BRIEF » Whenever a line carries the word "degree", pull it out of the entries.
====
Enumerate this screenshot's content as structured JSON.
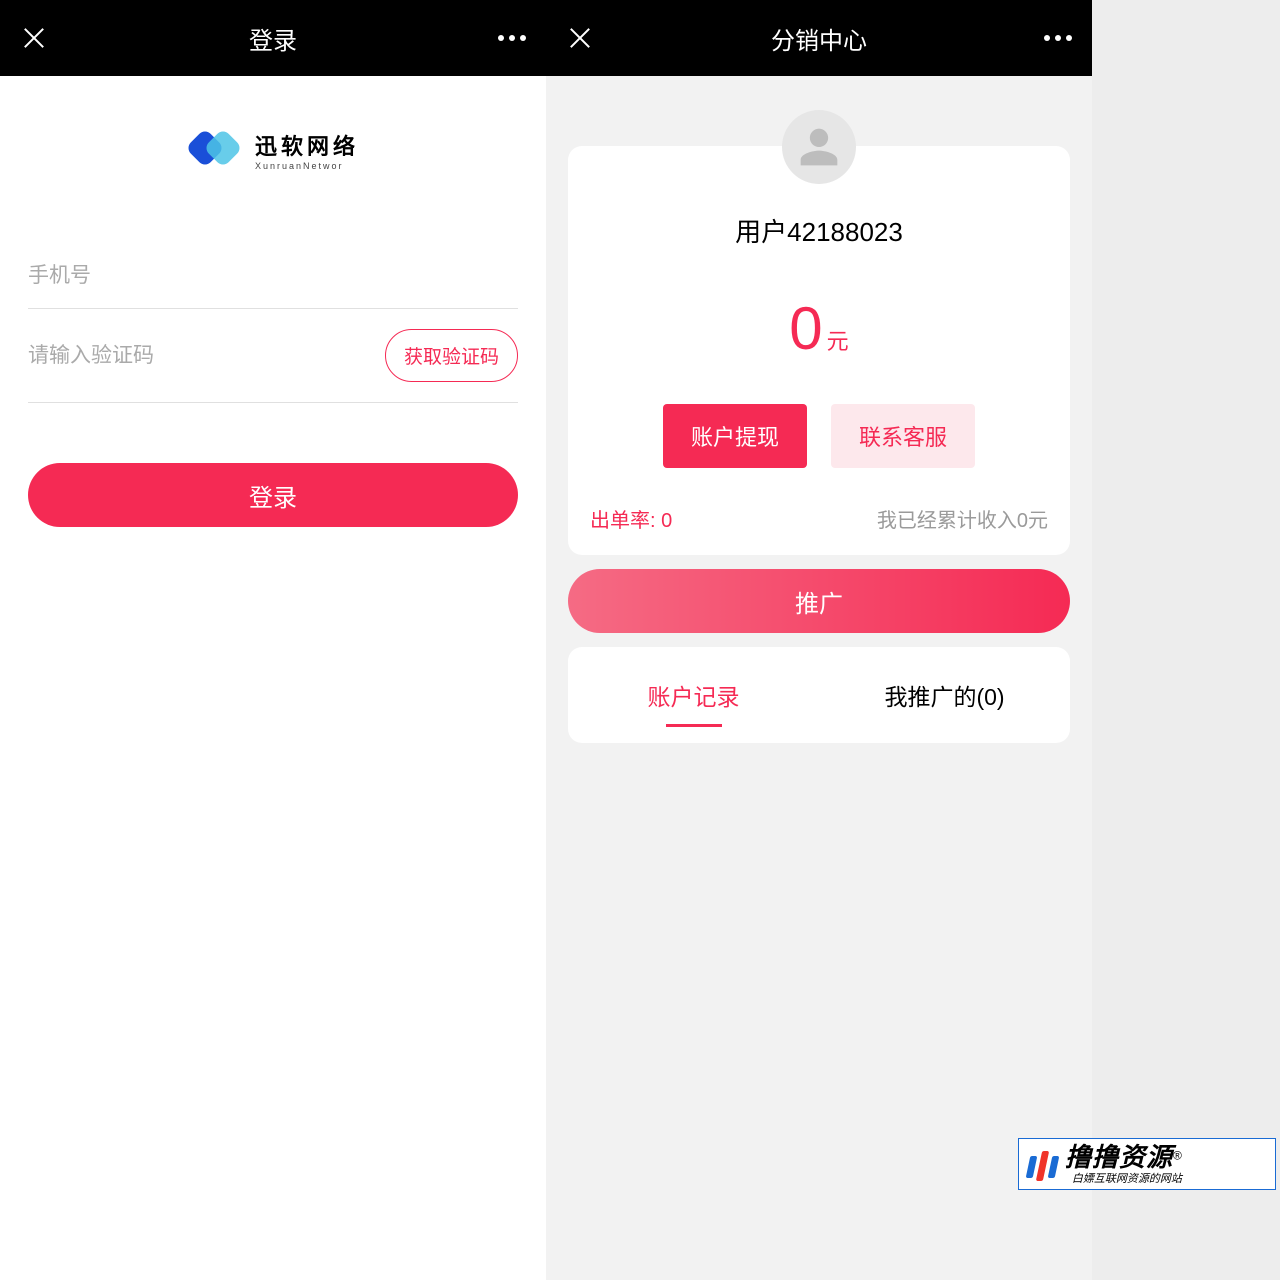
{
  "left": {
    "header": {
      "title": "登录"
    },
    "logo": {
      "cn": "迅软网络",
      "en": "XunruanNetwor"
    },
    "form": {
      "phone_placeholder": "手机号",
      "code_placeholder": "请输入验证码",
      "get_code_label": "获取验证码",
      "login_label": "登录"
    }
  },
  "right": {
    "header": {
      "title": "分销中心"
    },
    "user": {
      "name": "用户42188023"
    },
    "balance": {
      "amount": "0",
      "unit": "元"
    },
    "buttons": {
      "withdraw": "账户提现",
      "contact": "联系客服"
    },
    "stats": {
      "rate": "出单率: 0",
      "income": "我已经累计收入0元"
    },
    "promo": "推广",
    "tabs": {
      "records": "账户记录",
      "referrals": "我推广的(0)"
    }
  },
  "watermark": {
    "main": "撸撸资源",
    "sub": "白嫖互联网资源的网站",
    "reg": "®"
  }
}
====
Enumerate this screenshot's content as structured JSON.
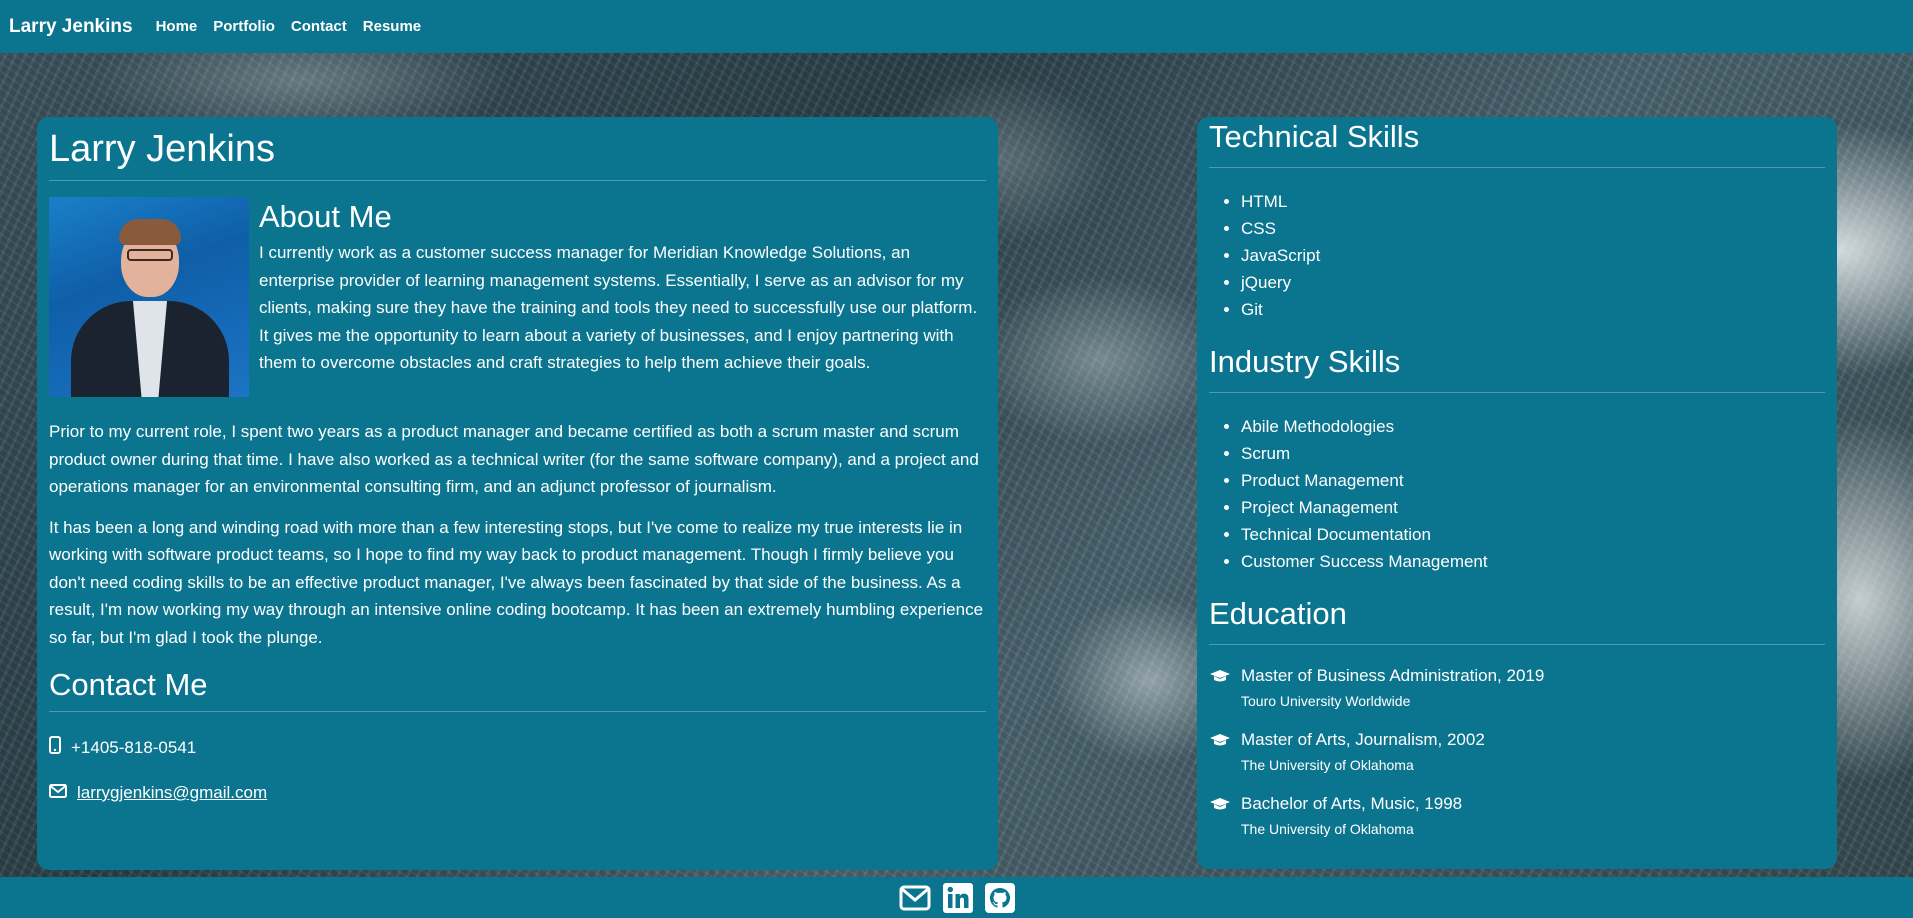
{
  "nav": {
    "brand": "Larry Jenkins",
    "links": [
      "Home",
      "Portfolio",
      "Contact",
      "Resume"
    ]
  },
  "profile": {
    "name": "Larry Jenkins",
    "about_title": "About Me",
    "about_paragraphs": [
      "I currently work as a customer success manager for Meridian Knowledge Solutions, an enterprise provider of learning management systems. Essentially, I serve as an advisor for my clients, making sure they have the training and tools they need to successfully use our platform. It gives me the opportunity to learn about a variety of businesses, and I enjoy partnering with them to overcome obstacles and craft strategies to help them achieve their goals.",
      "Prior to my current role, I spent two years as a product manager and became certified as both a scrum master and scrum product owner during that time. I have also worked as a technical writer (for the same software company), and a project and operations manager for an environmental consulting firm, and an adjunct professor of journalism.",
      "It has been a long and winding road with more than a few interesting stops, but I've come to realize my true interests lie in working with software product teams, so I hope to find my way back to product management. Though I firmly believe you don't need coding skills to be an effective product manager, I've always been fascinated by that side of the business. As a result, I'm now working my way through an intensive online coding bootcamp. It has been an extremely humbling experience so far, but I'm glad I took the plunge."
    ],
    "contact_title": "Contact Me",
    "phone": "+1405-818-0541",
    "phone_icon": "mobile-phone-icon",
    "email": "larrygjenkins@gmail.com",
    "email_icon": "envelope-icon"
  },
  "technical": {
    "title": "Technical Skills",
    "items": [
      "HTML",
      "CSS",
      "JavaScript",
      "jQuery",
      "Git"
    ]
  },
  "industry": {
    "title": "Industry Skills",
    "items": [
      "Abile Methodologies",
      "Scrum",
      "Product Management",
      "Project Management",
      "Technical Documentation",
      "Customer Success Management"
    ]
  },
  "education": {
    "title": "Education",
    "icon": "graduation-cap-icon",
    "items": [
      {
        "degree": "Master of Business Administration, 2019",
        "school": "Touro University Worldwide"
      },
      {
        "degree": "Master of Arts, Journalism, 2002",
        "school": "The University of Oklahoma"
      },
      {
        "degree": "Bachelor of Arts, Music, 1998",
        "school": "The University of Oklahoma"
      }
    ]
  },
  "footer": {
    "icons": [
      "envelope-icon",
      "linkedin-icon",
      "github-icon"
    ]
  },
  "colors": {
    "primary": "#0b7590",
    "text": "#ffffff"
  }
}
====
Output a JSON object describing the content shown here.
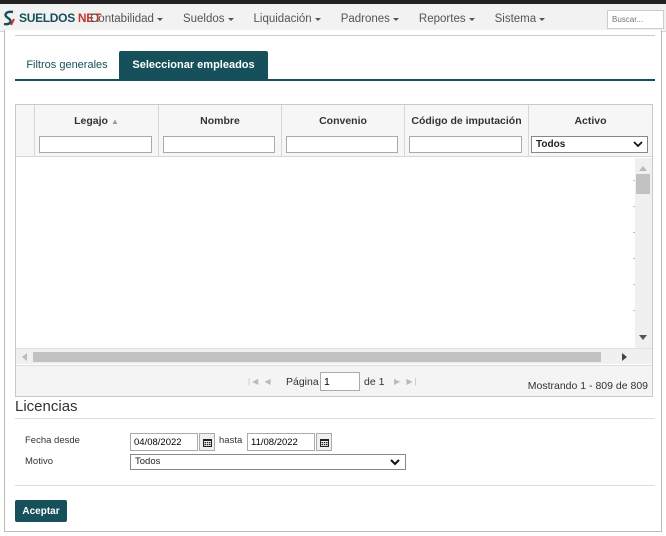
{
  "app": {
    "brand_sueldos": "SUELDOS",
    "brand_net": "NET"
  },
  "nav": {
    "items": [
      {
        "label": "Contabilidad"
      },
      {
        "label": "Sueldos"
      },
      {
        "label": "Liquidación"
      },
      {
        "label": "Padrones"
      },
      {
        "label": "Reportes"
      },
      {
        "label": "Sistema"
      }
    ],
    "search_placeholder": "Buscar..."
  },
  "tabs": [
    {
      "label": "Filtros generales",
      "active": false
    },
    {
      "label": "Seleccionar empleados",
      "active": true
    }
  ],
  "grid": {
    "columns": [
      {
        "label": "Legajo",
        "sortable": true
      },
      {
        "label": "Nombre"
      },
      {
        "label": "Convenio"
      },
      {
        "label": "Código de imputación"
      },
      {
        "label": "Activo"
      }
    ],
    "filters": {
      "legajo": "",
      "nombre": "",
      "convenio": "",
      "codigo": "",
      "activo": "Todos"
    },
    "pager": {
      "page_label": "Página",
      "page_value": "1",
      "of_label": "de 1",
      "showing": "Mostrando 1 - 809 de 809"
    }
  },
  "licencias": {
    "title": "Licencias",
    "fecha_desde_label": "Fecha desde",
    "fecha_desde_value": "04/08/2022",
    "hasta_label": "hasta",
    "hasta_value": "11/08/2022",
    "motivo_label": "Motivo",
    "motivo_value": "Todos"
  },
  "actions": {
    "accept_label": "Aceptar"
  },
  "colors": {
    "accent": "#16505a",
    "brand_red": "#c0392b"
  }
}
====
ANSWER TO THIS PROBLEM »
        "degree": "Master of Business Administration, 2019",
        "degree": "Master of Arts, Journalism, 2002",
        "degree": "Bachelor of Arts, Music, 1998",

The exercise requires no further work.